Supporters Rally For the Courant’s Cleaning Staff
Armed with flags and a bull horn on Wednesday, union members rallied outside the offices of the Hartford Courant for eight janitorial workers whose jobs are on the line if the newspaper declines to renew its contract their company.
The employees of Capitol Cleaning are concerned that the state’s largest newspaper will choose to hire non-unionized workers, leaving them out of a job as soon as Oct. 1.
According to Lievanna Gore, the Courant’s administrator of marketing and creative services, the contract ran out on June 1 and the company has been reviewing its options.
“The Courant has been actively soliciting and reviewing proposals from a number of janitorial services providers, including Capitol Cleaning. At this time we have not made a final decision on a new provider. In the interim Capitol Cleaning continues to provide office janitorial services at our facilities,” she said in a statement.

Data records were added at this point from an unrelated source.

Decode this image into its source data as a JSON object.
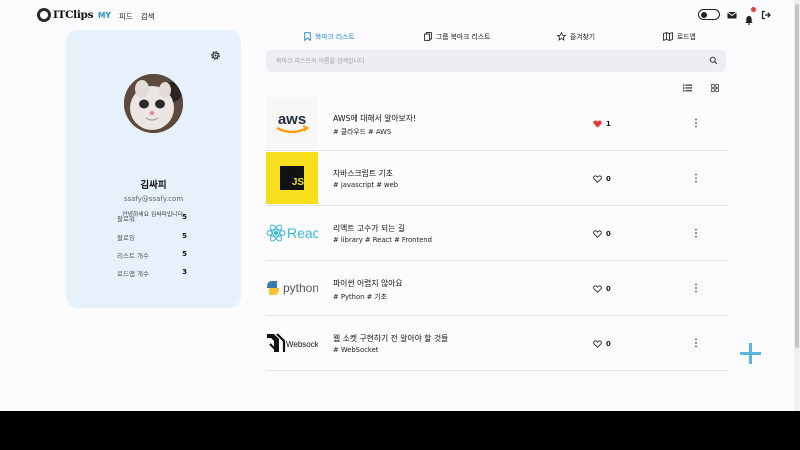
{
  "header": {
    "logo_text": "ITClips",
    "nav": [
      "MY",
      "피드",
      "검색"
    ]
  },
  "profile": {
    "name": "김싸피",
    "email": "ssafy@ssafy.com",
    "intro": "안녕하세요 김싸피입니다.",
    "stats": [
      {
        "label": "팔로워",
        "value": "5"
      },
      {
        "label": "팔로잉",
        "value": "5"
      },
      {
        "label": "리스트 개수",
        "value": "5"
      },
      {
        "label": "로드맵 개수",
        "value": "3"
      }
    ]
  },
  "tabs": [
    "북마크 리스트",
    "그룹 북마크 리스트",
    "즐겨찾기",
    "로드맵"
  ],
  "search": {
    "placeholder": "북마크 리스트의 이름을 검색합니다",
    "value": ""
  },
  "items": [
    {
      "title": "AWS에 대해서 알아보자!",
      "tags": "# 클라우드 # AWS",
      "likes": "1",
      "liked": true,
      "thumb_text": "aws"
    },
    {
      "title": "자바스크립트 기초",
      "tags": "# javascript # web",
      "likes": "0",
      "liked": false,
      "thumb_text": "JS"
    },
    {
      "title": "리액트 고수가 되는 길",
      "tags": "# library # React # Frontend",
      "likes": "0",
      "liked": false,
      "thumb_text": "React"
    },
    {
      "title": "파이썬 어렵지 않아요",
      "tags": "# Python # 기초",
      "likes": "0",
      "liked": false,
      "thumb_text": "python"
    },
    {
      "title": "웹 소켓 구현하기 전 알아야 할 것들",
      "tags": "# WebSocket",
      "likes": "0",
      "liked": false,
      "thumb_text": "Websocket"
    }
  ],
  "colors": {
    "accent": "#2a90d4",
    "like": "#e53935",
    "card": "#e6f1fb"
  }
}
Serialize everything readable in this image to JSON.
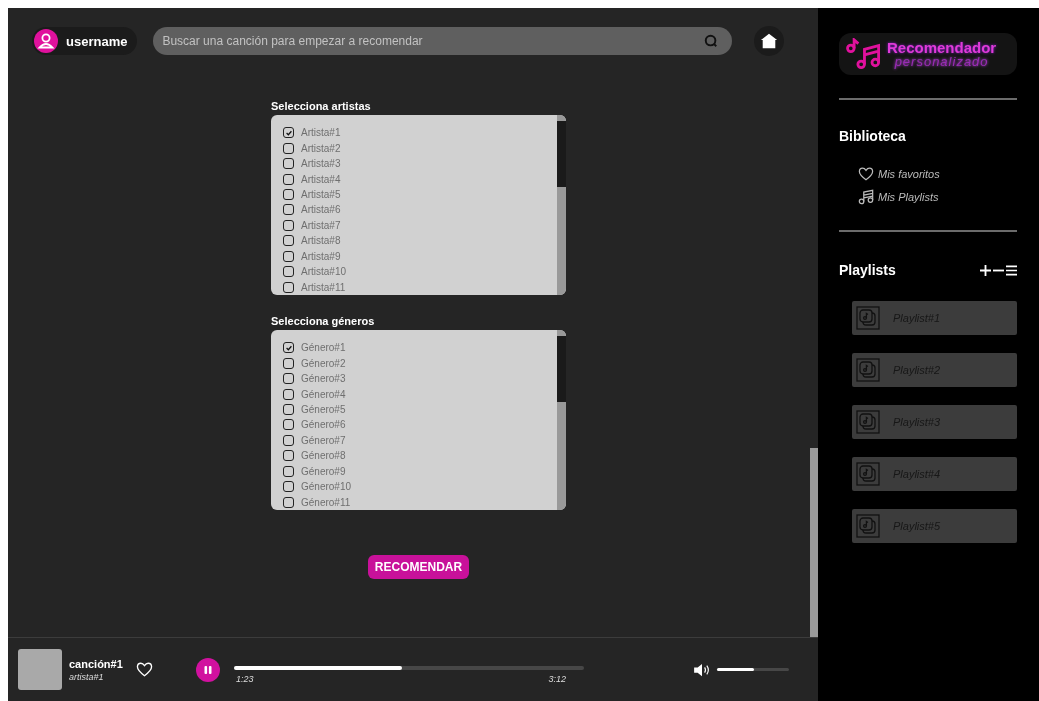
{
  "topbar": {
    "username": "username",
    "search": {
      "placeholder": "Buscar una canción para empezar a recomendar"
    }
  },
  "selectors": [
    {
      "title": "Selecciona artistas",
      "options": [
        {
          "label": "Artista#1",
          "checked": true
        },
        {
          "label": "Artista#2",
          "checked": false
        },
        {
          "label": "Artista#3",
          "checked": false
        },
        {
          "label": "Artista#4",
          "checked": false
        },
        {
          "label": "Artista#5",
          "checked": false
        },
        {
          "label": "Artista#6",
          "checked": false
        },
        {
          "label": "Artista#7",
          "checked": false
        },
        {
          "label": "Artista#8",
          "checked": false
        },
        {
          "label": "Artista#9",
          "checked": false
        },
        {
          "label": "Artista#10",
          "checked": false
        },
        {
          "label": "Artista#11",
          "checked": false
        }
      ]
    },
    {
      "title": "Selecciona géneros",
      "options": [
        {
          "label": "Género#1",
          "checked": true
        },
        {
          "label": "Género#2",
          "checked": false
        },
        {
          "label": "Género#3",
          "checked": false
        },
        {
          "label": "Género#4",
          "checked": false
        },
        {
          "label": "Género#5",
          "checked": false
        },
        {
          "label": "Género#6",
          "checked": false
        },
        {
          "label": "Género#7",
          "checked": false
        },
        {
          "label": "Género#8",
          "checked": false
        },
        {
          "label": "Género#9",
          "checked": false
        },
        {
          "label": "Género#10",
          "checked": false
        },
        {
          "label": "Género#11",
          "checked": false
        }
      ]
    }
  ],
  "recommend_button": "RECOMENDAR",
  "player": {
    "title": "canción#1",
    "artist": "artista#1",
    "playing": true,
    "progress": {
      "level": 0.48
    },
    "elapsed": "1:23",
    "duration": "3:12",
    "volume": {
      "level": 0.52
    }
  },
  "sidebar": {
    "logo": {
      "line_1": "Recomendador",
      "line_2": "personalizado"
    },
    "library_title": "Biblioteca",
    "library_items": [
      {
        "label": "Mis favoritos",
        "kind": "heart"
      },
      {
        "label": "Mis Playlists",
        "kind": "notes"
      }
    ],
    "playlists_title": "Playlists",
    "playlists": [
      "Playlist#1",
      "Playlist#2",
      "Playlist#3",
      "Playlist#4",
      "Playlist#5"
    ]
  }
}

The paper will continue to communicate directly with the company’s president as it comes to a decisions, Gore said.
The workers gathered in Hartford Wednesday said they felt out of the loop and frustrated. Building cleaner Ramon Garcia said he felt like the company was giving him the run-around. He said he’d been working there for 15 years and suddenly he could be out of work by Monday.
“How am I going to pay my mortgage now?” he asked. “I’ve got a mortgage. I’ve got two kids, I’ve got two car payments. It gets rough.”

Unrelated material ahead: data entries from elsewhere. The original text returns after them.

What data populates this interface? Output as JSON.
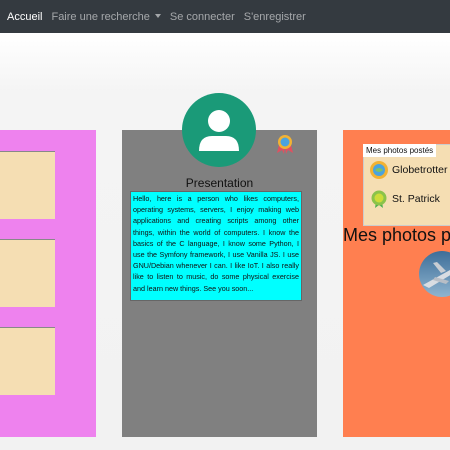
{
  "nav": {
    "home": "Accueil",
    "search": "Faire une recherche",
    "login": "Se connecter",
    "register": "S'enregistrer"
  },
  "profile": {
    "section_title": "Presentation",
    "bio": "Hello, here is a person who likes computers, operating systems, servers, I enjoy making web applications and creating scripts among other things, within the world of computers. I know the basics of the C language, I know some Python, I use the Symfony framework, I use Vanilla JS. I use GNU/Debian whenever I can. I like IoT. I also really like to listen to music, do some physical exercise and learn new things. See you soon..."
  },
  "badges": {
    "title": "Mes photos postés",
    "items": [
      {
        "label": "Globetrotter",
        "icon": "globe-medal-icon"
      },
      {
        "label": "St. Patrick",
        "icon": "clover-medal-icon"
      }
    ]
  },
  "photos": {
    "heading": "Mes photos po"
  },
  "colors": {
    "navbar": "#343a40",
    "left_column": "#ee82ee",
    "middle_column": "#808080",
    "right_column": "#ff7f50",
    "card": "#f5deb3",
    "bio_background": "#00ffff",
    "avatar": "#1a9a78"
  }
}
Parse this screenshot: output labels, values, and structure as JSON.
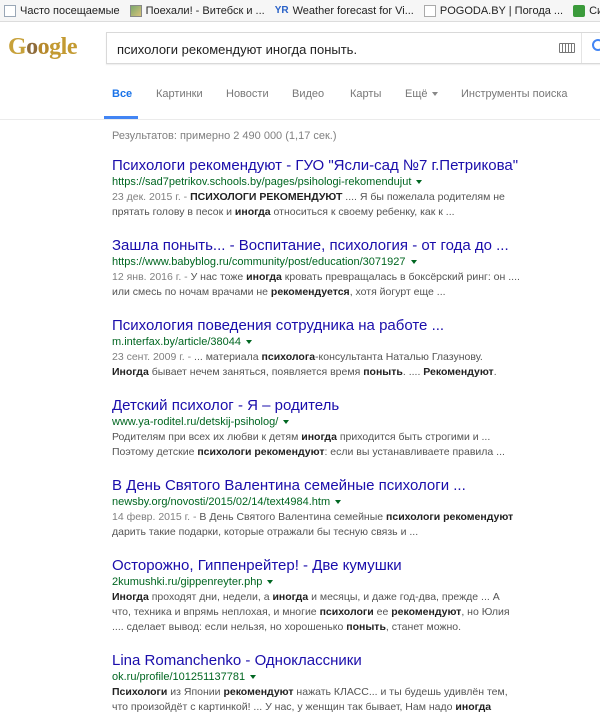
{
  "bookmarks": [
    {
      "label": "Часто посещаемые",
      "icon": "page-icon"
    },
    {
      "label": "Поехали! - Витебск и ...",
      "icon": "image-icon"
    },
    {
      "label": "YR",
      "icon": "yr-icon"
    },
    {
      "label": "Weather forecast for Vi...",
      "icon": "none"
    },
    {
      "label": "POGODA.BY | Погода ...",
      "icon": "page-icon"
    },
    {
      "label": "Система «Интернет",
      "icon": "rss-icon"
    }
  ],
  "search": {
    "query": "психологи рекомендуют иногда поныть."
  },
  "tabs": {
    "all": "Все",
    "images": "Картинки",
    "news": "Новости",
    "video": "Видео",
    "maps": "Карты",
    "more": "Ещё",
    "tools": "Инструменты поиска"
  },
  "stats": "Результатов: примерно 2 490 000 (1,17 сек.)",
  "results": [
    {
      "title": "Психологи рекомендуют - ГУО \"Ясли-сад №7 г.Петрикова\"",
      "url": "https://sad7petrikov.schools.by/pages/psihologi-rekomendujut",
      "snippet": [
        [
          {
            "t": "23 дек. 2015 г. - ",
            "c": "date"
          },
          {
            "t": "ПСИХОЛОГИ РЕКОМЕНДУЮТ",
            "c": "b"
          },
          {
            "t": " .... Я бы пожелала родителям не"
          }
        ],
        [
          {
            "t": "прятать голову в песок и "
          },
          {
            "t": "иногда",
            "c": "b"
          },
          {
            "t": " относиться к своему ребенку, как к ..."
          }
        ]
      ]
    },
    {
      "title": "Зашла поныть... - Воспитание, психология - от года до ...",
      "url": "https://www.babyblog.ru/community/post/education/3071927",
      "snippet": [
        [
          {
            "t": "12 янв. 2016 г. - ",
            "c": "date"
          },
          {
            "t": "У нас тоже "
          },
          {
            "t": "иногда",
            "c": "b"
          },
          {
            "t": " кровать превращалась в боксёрский ринг: он ...."
          }
        ],
        [
          {
            "t": "или смесь по ночам врачами не "
          },
          {
            "t": "рекомендуется",
            "c": "b"
          },
          {
            "t": ", хотя йогурт еще ..."
          }
        ]
      ]
    },
    {
      "title": "Психология поведения сотрудника на работе ...",
      "url": "m.interfax.by/article/38044",
      "snippet": [
        [
          {
            "t": "23 сент. 2009 г. - ",
            "c": "date"
          },
          {
            "t": "... материала "
          },
          {
            "t": "психолога",
            "c": "b"
          },
          {
            "t": "-консультанта Наталью Глазунову."
          }
        ],
        [
          {
            "t": "Иногда",
            "c": "b"
          },
          {
            "t": " бывает нечем заняться, появляется время "
          },
          {
            "t": "поныть",
            "c": "b"
          },
          {
            "t": ". .... "
          },
          {
            "t": "Рекомендуют",
            "c": "b"
          },
          {
            "t": "."
          }
        ]
      ]
    },
    {
      "title": "Детский психолог - Я – родитель",
      "url": "www.ya-roditel.ru/detskij-psiholog/",
      "snippet": [
        [
          {
            "t": "Родителям при всех их любви к детям "
          },
          {
            "t": "иногда",
            "c": "b"
          },
          {
            "t": " приходится быть строгими и ..."
          }
        ],
        [
          {
            "t": "Поэтому детские "
          },
          {
            "t": "психологи рекомендуют",
            "c": "b"
          },
          {
            "t": ": если вы устанавливаете правила ..."
          }
        ]
      ]
    },
    {
      "title": "В День Святого Валентина семейные психологи ...",
      "url": "newsby.org/novosti/2015/02/14/text4984.htm",
      "snippet": [
        [
          {
            "t": "14 февр. 2015 г. - ",
            "c": "date"
          },
          {
            "t": "В День Святого Валентина семейные "
          },
          {
            "t": "психологи рекомендуют",
            "c": "b"
          }
        ],
        [
          {
            "t": "дарить такие подарки, которые отражали бы тесную связь и ..."
          }
        ]
      ]
    },
    {
      "title": "Осторожно, Гиппенрейтер! - Две кумушки",
      "url": "2kumushki.ru/gippenreyter.php",
      "snippet": [
        [
          {
            "t": "Иногда",
            "c": "b"
          },
          {
            "t": " проходят дни, недели, а "
          },
          {
            "t": "иногда",
            "c": "b"
          },
          {
            "t": " и месяцы, и даже год-два, прежде ... А"
          }
        ],
        [
          {
            "t": "что, техника и впрямь неплохая, и многие "
          },
          {
            "t": "психологи",
            "c": "b"
          },
          {
            "t": " ее "
          },
          {
            "t": "рекомендуют",
            "c": "b"
          },
          {
            "t": ", но Юлия"
          }
        ],
        [
          {
            "t": ".... сделает вывод: если нельзя, но хорошенько "
          },
          {
            "t": "поныть",
            "c": "b"
          },
          {
            "t": ", станет можно."
          }
        ]
      ]
    },
    {
      "title": "Lina Romanchenko - Одноклассники",
      "url": "ok.ru/profile/101251137781",
      "snippet": [
        [
          {
            "t": "Психологи",
            "c": "b"
          },
          {
            "t": " из Японии "
          },
          {
            "t": "рекомендуют",
            "c": "b"
          },
          {
            "t": " нажать КЛАСС... и ты будешь удивлён тем,"
          }
        ],
        [
          {
            "t": "что произойдёт с картинкой! ... У нас, у женщин так бывает, Нам надо "
          },
          {
            "t": "иногда",
            "c": "b"
          }
        ]
      ]
    }
  ]
}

Garcia, a Hartford resident, said the move will likely take jobs from people in the city and give them to folks from other parts of the state who are willing to work for less money and benefits.

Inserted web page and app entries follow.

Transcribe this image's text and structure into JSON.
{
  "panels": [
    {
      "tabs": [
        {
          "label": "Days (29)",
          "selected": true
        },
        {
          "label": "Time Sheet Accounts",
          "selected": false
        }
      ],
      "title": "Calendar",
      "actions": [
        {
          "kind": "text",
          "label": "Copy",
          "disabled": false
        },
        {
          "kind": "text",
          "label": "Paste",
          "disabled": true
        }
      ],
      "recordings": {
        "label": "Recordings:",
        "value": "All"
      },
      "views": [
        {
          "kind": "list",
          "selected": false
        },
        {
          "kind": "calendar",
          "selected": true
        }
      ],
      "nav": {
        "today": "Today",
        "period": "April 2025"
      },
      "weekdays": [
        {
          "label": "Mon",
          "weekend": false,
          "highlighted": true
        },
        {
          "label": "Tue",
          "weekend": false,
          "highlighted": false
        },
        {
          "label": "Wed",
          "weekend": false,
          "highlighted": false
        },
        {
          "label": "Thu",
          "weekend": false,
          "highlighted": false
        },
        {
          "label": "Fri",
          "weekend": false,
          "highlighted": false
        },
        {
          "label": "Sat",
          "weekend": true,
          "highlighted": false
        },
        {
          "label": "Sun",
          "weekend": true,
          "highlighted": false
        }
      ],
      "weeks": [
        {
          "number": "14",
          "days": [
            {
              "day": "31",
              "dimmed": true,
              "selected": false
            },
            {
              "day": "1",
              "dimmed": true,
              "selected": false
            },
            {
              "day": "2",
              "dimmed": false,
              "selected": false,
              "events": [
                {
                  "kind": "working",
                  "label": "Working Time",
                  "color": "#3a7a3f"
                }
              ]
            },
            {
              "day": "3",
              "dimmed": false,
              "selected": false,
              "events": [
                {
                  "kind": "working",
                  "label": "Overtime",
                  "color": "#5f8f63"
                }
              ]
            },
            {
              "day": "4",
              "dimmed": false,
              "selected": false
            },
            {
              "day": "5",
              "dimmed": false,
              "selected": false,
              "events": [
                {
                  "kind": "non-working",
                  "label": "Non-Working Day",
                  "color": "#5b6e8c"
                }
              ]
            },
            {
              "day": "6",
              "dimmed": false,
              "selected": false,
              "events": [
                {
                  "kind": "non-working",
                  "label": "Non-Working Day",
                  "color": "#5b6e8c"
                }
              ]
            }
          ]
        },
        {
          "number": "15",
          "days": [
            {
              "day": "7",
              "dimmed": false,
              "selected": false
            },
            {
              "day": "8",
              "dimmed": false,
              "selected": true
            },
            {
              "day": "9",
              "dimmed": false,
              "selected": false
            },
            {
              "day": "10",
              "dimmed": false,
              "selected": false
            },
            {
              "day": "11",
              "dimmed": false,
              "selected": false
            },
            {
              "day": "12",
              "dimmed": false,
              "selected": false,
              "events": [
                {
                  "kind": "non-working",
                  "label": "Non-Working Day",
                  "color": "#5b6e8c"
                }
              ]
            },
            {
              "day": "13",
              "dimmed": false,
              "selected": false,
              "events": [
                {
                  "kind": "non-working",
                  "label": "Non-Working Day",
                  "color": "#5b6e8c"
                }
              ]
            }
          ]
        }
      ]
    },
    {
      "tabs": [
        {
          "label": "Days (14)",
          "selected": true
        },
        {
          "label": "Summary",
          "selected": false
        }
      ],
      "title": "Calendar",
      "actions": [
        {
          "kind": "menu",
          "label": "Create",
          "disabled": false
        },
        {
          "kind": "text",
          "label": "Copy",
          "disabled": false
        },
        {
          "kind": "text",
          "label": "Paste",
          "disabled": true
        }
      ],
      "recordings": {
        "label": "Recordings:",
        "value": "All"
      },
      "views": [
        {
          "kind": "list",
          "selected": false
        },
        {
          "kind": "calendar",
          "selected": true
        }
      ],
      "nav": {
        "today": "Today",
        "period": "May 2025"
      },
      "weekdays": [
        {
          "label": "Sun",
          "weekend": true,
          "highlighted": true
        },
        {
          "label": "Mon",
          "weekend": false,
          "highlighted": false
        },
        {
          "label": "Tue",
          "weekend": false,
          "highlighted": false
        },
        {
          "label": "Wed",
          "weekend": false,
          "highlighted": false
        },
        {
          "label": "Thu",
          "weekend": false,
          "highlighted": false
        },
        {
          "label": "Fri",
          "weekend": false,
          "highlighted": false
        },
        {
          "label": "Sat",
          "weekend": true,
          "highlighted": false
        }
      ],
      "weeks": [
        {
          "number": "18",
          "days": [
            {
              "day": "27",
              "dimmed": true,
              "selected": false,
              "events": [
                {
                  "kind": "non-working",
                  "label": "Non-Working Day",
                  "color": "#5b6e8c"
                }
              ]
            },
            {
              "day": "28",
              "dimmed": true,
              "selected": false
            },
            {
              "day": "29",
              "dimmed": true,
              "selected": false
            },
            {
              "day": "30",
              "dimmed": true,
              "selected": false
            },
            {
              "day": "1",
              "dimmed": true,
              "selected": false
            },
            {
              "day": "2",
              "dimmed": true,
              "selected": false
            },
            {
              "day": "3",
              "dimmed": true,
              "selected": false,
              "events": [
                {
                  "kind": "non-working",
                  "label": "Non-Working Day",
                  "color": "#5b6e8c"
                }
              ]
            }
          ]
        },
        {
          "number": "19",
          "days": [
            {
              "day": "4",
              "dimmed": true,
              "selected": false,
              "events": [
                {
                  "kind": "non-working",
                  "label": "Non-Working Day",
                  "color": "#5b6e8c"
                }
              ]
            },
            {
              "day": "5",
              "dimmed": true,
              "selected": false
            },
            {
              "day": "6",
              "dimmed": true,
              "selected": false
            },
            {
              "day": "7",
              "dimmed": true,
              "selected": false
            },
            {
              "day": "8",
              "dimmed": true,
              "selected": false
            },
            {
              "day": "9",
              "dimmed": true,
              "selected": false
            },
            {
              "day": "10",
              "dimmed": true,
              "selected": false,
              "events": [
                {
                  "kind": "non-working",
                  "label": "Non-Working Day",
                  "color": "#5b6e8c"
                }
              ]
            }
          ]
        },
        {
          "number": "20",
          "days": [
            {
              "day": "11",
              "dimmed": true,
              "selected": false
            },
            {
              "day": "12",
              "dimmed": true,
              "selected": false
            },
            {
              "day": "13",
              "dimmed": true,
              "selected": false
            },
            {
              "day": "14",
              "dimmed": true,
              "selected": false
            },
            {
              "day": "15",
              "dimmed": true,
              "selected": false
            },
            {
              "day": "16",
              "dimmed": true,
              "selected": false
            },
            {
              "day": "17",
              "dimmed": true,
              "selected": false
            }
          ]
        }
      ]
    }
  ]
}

“You hear about [layoffs] all the time in the news but when it really hits home it’s ridiculous,” he said.
Wojciech Pirog, a field organizer for 32BJ SEIU, said when union workers lose their jobs it creates a spiral effect. If the Courant decides to go non-union to save money, other companies may look to do the same.
“If it happens here it’s going to hurt the whole community,” he said.
The newspaper, which is owned by Tribune Co., has been in bankruptcy for years and has made staffing cuts to its news department as recently as July.
Shouting into the bullhorn at the paper’s offices across the street, Pirog said that’s no excuse.
“The Hartford Courant has thrown away its longtime janitors like old newspapers in the recycling bin. We all know the Hartford Courant is financially bankrupt. But today we also know they are morally bankrupt also.”
At that point a Hartford police officer told Pirog that without a permit to use the bullhorn, he would have to stop. He continued shouting without one.